### TASK INSTRUCTIONS
Return the entries below word for word; no images should appear in the copy.

### INFORMATION
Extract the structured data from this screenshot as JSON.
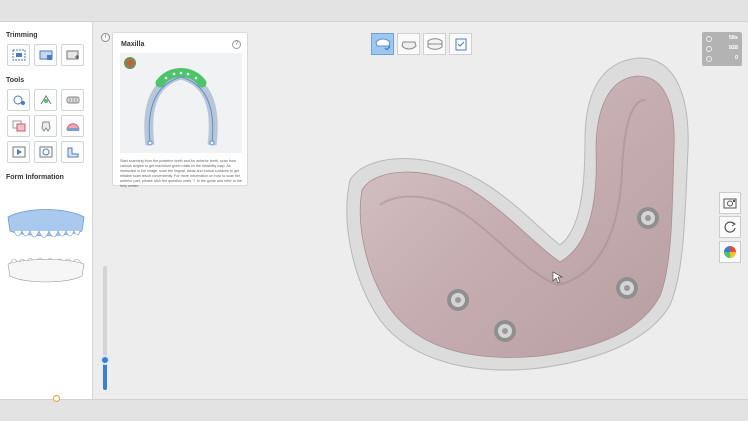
{
  "left_panel": {
    "trimming_label": "Trimming",
    "tools_label": "Tools",
    "form_info_label": "Form Information"
  },
  "guide": {
    "info_glyph": "i",
    "title": "Maxilla",
    "help_glyph": "?",
    "text": "Start scanning from the posterior teeth and for anterior teeth, scan from various angles to get maximum green data on the reliability map. As instructed in the image, scan the lingual, labial and incisal surfaces to get reliable scan result conveniently. For more information on how to scan the anterior part, please click the question mark '?' in the guide and refer to the help center."
  },
  "stats": {
    "time": "58s",
    "count": "928",
    "value": "0"
  },
  "colors": {
    "accent": "#3b7fd4",
    "active_tab": "#9ec7ef",
    "gingiva": "#c9b3b6",
    "reliability_green": "#4cc46a"
  },
  "icons": {
    "top_tabs": [
      "maxilla-scan-icon",
      "mandible-scan-icon",
      "occlusion-scan-icon",
      "checklist-icon"
    ],
    "right_tools": [
      "screenshot-camera-icon",
      "rotate-reset-icon",
      "reliability-map-icon"
    ]
  },
  "slider": {
    "level": 0.25
  }
}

### SOLUTION TO THIS PROBLEM
Extract the structured data from this screenshot as JSON.
{
  "left_panel": {
    "trimming_label": "Trimming",
    "tools_label": "Tools",
    "form_info_label": "Form Information"
  },
  "guide": {
    "info_glyph": "i",
    "title": "Maxilla",
    "help_glyph": "?",
    "text": "Start scanning from the posterior teeth and for anterior teeth, scan from various angles to get maximum green data on the reliability map. As instructed in the image, scan the lingual, labial and incisal surfaces to get reliable scan result conveniently. For more information on how to scan the anterior part, please click the question mark '?' in the guide and refer to the help center."
  },
  "stats": {
    "time": "58s",
    "count": "928",
    "value": "0"
  },
  "colors": {
    "accent": "#3b7fd4",
    "active_tab": "#9ec7ef",
    "gingiva": "#c9b3b6",
    "reliability_green": "#4cc46a"
  },
  "icons": {
    "top_tabs": [
      "maxilla-scan-icon",
      "mandible-scan-icon",
      "occlusion-scan-icon",
      "checklist-icon"
    ],
    "right_tools": [
      "screenshot-camera-icon",
      "rotate-reset-icon",
      "reliability-map-icon"
    ]
  },
  "slider": {
    "level": 0.25
  }
}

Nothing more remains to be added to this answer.